The Lal Jose directorial Velipadinte Pusthakam starts out like the usual 'good professor who turns around students who play truant' story. The stage set is quite familiar, with warring groups on campus and a helpless management that is unable to resolve the problems.
Our hero, Michael Idiculla (Mohanlal) steps in, performing a crowd- pleasing cycle stunt and we sit back, thinking we know how this one will go. He's the guy who plays fair to the 'chandha' boys, the students from the fishing community who study in the college and are ridiculed by others for it.
However, the film takes an unexpected shift and moves to another genre altogether - a murder mystery.
We go into the life of a rowdy named Vishwananthan (Anoop Menon) who was killed by a ruthless enemy. And Michael Idiculla becomes the key who unlocks the mystery.
Though the plot has its share of twists, there's something missing. The characters don't affect you and this is unusual in a Mohanlal film, especially one with a lengthy runtime of over two-and-a-half hours. We don't feel the pain or sorrow of anyone on screen, even if the events themselves are tragic.

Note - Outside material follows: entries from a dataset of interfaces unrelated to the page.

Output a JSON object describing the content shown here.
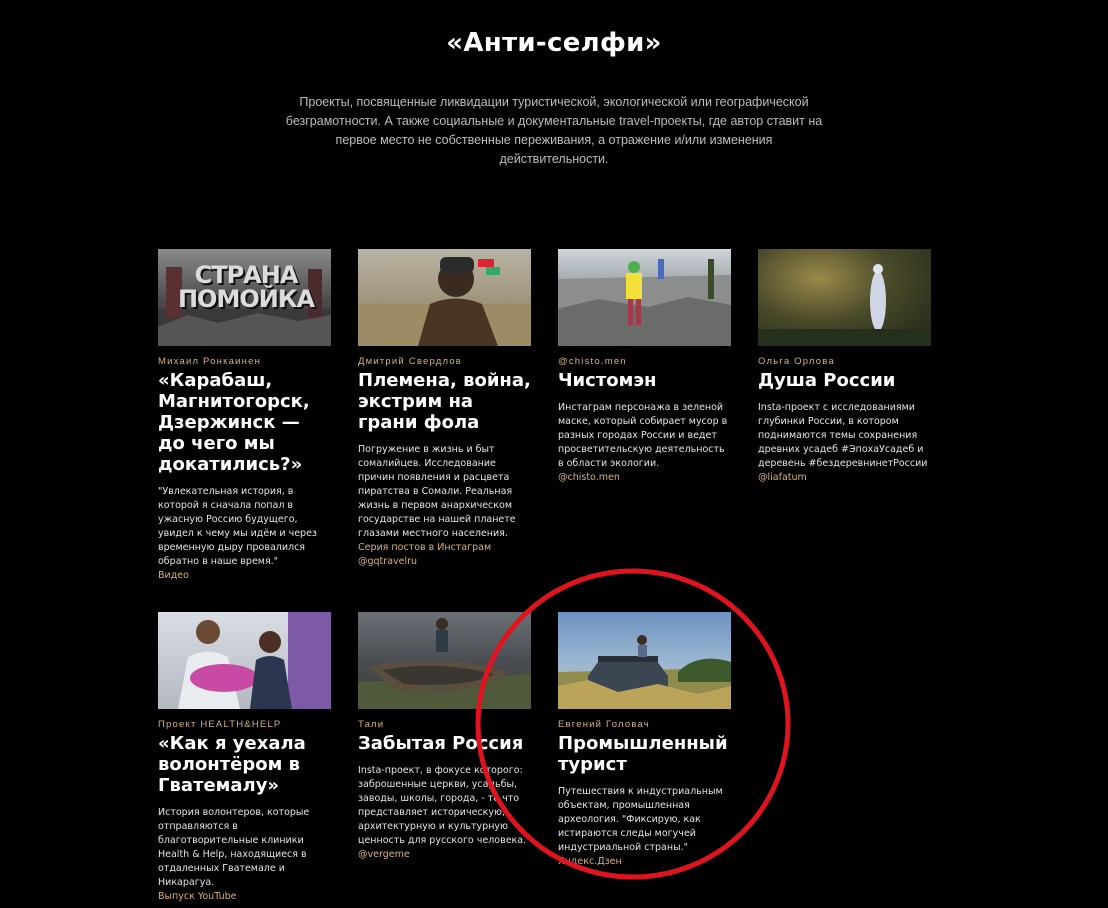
{
  "section": {
    "title": "«Анти-селфи»",
    "description": "Проекты, посвященные ликвидации туристической, экологической или географической безграмотности. А также социальные и документальные travel-проекты, где автор ставит на первое место не собственные переживания, а отражение и/или изменения действительности."
  },
  "cards": [
    {
      "author": "Михаил Ронкаинен",
      "title": "«Карабаш, Магнитогорск, Дзержинск — до чего мы докатились?»",
      "text": "\"Увлекательная история, в которой я сначала попал в ужасную Россию будущего, увидел к чему мы идём и через временную дыру провалился обратно в наше время.\"",
      "links": [
        "Видео"
      ],
      "image_text": "СТРАНА ПОМОЙКА"
    },
    {
      "author": "Дмитрий Свердлов",
      "title": "Племена, война, экстрим на грани фола",
      "text": "Погружение в жизнь и быт сомалийцев. Исследование причин появления и расцвета пиратства в Сомали. Реальная жизнь в первом анархическом государстве на нашей планете глазами местного населения.",
      "links": [
        "Серия постов в Инстаграм",
        "@gqtravelru"
      ]
    },
    {
      "author": "@chisto.men",
      "title": "Чистомэн",
      "text": "Инстаграм персонажа в зеленой маске, который собирает мусор в разных городах России и ведет просветительскую деятельность в области экологии.",
      "links": [
        "@chisto.men"
      ]
    },
    {
      "author": "Ольга Орлова",
      "title": "Душа России",
      "text": "Insta-проект с исследованиями глубинки России, в котором поднимаются темы сохранения древних усадеб #ЭпохаУсадеб и деревень #бездеревнинетРоссии",
      "links": [
        "@liafatum"
      ]
    },
    {
      "author": "Проект HEALTH&HELP",
      "title": "«Как я уехала волонтёром в Гватемалу»",
      "text": "История волонтеров, которые отправляются в благотворительные клиники Health & Help, находящиеся в отдаленных Гватемале и Никарагуа.",
      "links": [
        "Выпуск YouTube"
      ]
    },
    {
      "author": "Тали",
      "title": "Забытая Россия",
      "text": "Insta-проект, в фокусе которого: заброшенные церкви, усадьбы, заводы, школы, города, - то что представляет историческую, архитектурную и культурную ценность для русского человека.",
      "links": [
        "@vergeme"
      ]
    },
    {
      "author": "Евгений Головач",
      "title": "Промышленный турист",
      "text": "Путешествия к индустриальным объектам, промышленная археология. \"Фиксирую, как истираются следы могучей индустриальной страны.\"",
      "links": [
        "Яндекс.Дзен"
      ]
    }
  ],
  "colors": {
    "background": "#000000",
    "accent": "#d9b27a",
    "annotation": "#e0141e"
  }
}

The fan within me wonders if it's because we see so little of Mohanlal himself -- a good portion of the film belongs to Salim Kumar's mildly entertaining slapstick comedy and another sizeable portion goes to Anoop Menon whose character is built up as righteous hero. Though Mohanlal is present in almost every scene, Michael Idiculla remains a few broad strokes.
The film's premise -- we witness much of the story through a film shoot -- is like that of epic theatre. The characters play out scenes and before the narrative turns immersive, the onset 'director' calls out 'Cut!' and reminds us that it's all fictional.

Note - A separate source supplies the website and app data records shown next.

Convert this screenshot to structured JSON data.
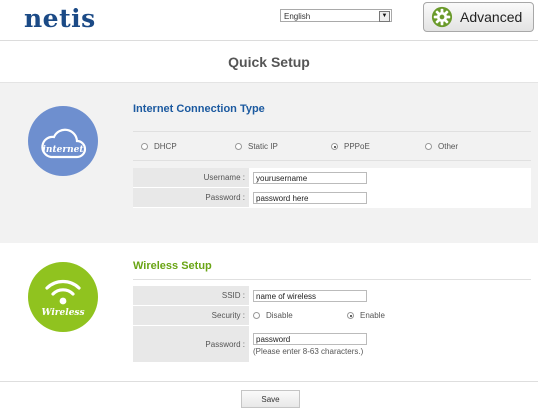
{
  "header": {
    "logo": "netis",
    "language": "English",
    "advanced_label": "Advanced"
  },
  "page_title": "Quick Setup",
  "internet": {
    "icon_caption": "internet",
    "title": "Internet Connection Type",
    "options": [
      {
        "label": "DHCP",
        "checked": false
      },
      {
        "label": "Static IP",
        "checked": false
      },
      {
        "label": "PPPoE",
        "checked": true
      },
      {
        "label": "Other",
        "checked": false
      }
    ],
    "username_label": "Username :",
    "username_value": "yourusername",
    "password_label": "Password :",
    "password_value": "password here"
  },
  "wireless": {
    "icon_caption": "Wireless",
    "title": "Wireless Setup",
    "ssid_label": "SSID :",
    "ssid_value": "name of wireless",
    "security_label": "Security :",
    "security_options": [
      {
        "label": "Disable",
        "checked": false
      },
      {
        "label": "Enable",
        "checked": true
      }
    ],
    "password_label": "Password :",
    "password_value": "password",
    "password_hint": "(Please enter 8-63 characters.)"
  },
  "save_label": "Save",
  "colors": {
    "brand_blue": "#1b4a86",
    "internet_blue": "#6e8fcf",
    "wireless_green": "#90c31f",
    "title_blue": "#1c5aa0",
    "title_green": "#6aa515"
  }
}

While it makes for an interesting narrative technique, it destroys the audience's emotional investment in the characters. We're just not drawn into the lives of the people whose story we're watching unfold before us.
Perhaps the film would have worked better if it was the other way around, and it was Mohanlal who'd played Viswanathan? The role demands someone who can deliver a punch in the gut just by a facial expression (the script doesn't help much) and Anoop Menon falls short.
The screenplay is slowed down by one too many songs, choking the suspense that would have made the film come alive. We do see hints of what is to come from the beginning but somehow, when we piece it all together, the revelation falls flat.
The 'Jimmiki Kammal' song, however, is a stand-out and makes for earworm material.
Chemban Vinod Jose, Alencier, Anna Rajan, Priyanka Nair, Siddique, and others make up the rest of the cast and they turn out decent performances. If only their characters had been given more depth!
As it stands, Velipadinte Pusthakam is like an absorbing thriller which has lost its most gripping pages.